» **THE PROBLEM**
Take the entries that follow and write each one out exactly.

*** Opening of INPUT ***

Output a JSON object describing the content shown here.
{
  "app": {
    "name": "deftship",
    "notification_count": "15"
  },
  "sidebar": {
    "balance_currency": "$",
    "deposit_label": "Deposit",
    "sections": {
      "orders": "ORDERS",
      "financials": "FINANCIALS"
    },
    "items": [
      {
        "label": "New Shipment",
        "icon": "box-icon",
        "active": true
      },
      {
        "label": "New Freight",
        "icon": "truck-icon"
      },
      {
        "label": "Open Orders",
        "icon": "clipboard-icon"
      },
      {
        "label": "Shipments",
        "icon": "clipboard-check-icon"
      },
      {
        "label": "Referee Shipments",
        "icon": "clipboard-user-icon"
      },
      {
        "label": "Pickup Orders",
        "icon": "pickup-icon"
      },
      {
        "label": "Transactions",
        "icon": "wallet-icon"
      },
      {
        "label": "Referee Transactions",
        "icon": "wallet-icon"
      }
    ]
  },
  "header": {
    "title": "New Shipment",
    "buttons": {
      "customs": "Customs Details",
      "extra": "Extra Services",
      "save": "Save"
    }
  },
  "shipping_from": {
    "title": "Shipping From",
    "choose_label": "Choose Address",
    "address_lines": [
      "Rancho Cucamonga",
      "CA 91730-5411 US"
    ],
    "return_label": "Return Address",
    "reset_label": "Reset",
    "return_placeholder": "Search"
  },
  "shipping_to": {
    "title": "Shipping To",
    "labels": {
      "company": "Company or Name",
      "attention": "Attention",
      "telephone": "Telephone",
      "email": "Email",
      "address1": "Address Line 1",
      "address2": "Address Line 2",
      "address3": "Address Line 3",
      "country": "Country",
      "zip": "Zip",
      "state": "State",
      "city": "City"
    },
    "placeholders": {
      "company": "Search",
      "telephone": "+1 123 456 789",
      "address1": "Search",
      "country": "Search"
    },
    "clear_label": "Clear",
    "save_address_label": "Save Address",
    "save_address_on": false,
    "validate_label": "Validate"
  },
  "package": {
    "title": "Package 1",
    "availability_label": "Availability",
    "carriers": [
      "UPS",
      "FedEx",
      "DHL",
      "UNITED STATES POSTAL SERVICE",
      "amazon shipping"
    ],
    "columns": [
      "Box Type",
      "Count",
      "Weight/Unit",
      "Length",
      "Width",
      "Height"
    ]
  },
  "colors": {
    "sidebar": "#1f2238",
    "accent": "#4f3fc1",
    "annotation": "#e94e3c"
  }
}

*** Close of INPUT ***

» **ANSWER TO THIS TASK**
Output a JSON object describing the content shown here.
{
  "app": {
    "name": "deftship",
    "notification_count": "15"
  },
  "sidebar": {
    "balance_currency": "$",
    "deposit_label": "Deposit",
    "sections": {
      "orders": "ORDERS",
      "financials": "FINANCIALS"
    },
    "items": [
      {
        "label": "New Shipment",
        "icon": "box-icon",
        "active": true
      },
      {
        "label": "New Freight",
        "icon": "truck-icon"
      },
      {
        "label": "Open Orders",
        "icon": "clipboard-icon"
      },
      {
        "label": "Shipments",
        "icon": "clipboard-check-icon"
      },
      {
        "label": "Referee Shipments",
        "icon": "clipboard-user-icon"
      },
      {
        "label": "Pickup Orders",
        "icon": "pickup-icon"
      },
      {
        "label": "Transactions",
        "icon": "wallet-icon"
      },
      {
        "label": "Referee Transactions",
        "icon": "wallet-icon"
      }
    ]
  },
  "header": {
    "title": "New Shipment",
    "buttons": {
      "customs": "Customs Details",
      "extra": "Extra Services",
      "save": "Save"
    }
  },
  "shipping_from": {
    "title": "Shipping From",
    "choose_label": "Choose Address",
    "address_lines": [
      "Rancho Cucamonga",
      "CA 91730-5411 US"
    ],
    "return_label": "Return Address",
    "reset_label": "Reset",
    "return_placeholder": "Search"
  },
  "shipping_to": {
    "title": "Shipping To",
    "labels": {
      "company": "Company or Name",
      "attention": "Attention",
      "telephone": "Telephone",
      "email": "Email",
      "address1": "Address Line 1",
      "address2": "Address Line 2",
      "address3": "Address Line 3",
      "country": "Country",
      "zip": "Zip",
      "state": "State",
      "city": "City"
    },
    "placeholders": {
      "company": "Search",
      "telephone": "+1 123 456 789",
      "address1": "Search",
      "country": "Search"
    },
    "clear_label": "Clear",
    "save_address_label": "Save Address",
    "save_address_on": false,
    "validate_label": "Validate"
  },
  "package": {
    "title": "Package 1",
    "availability_label": "Availability",
    "carriers": [
      "UPS",
      "FedEx",
      "DHL",
      "UNITED STATES POSTAL SERVICE",
      "amazon shipping"
    ],
    "columns": [
      "Box Type",
      "Count",
      "Weight/Unit",
      "Length",
      "Width",
      "Height"
    ]
  },
  "colors": {
    "sidebar": "#1f2238",
    "accent": "#4f3fc1",
    "annotation": "#e94e3c"
  }
}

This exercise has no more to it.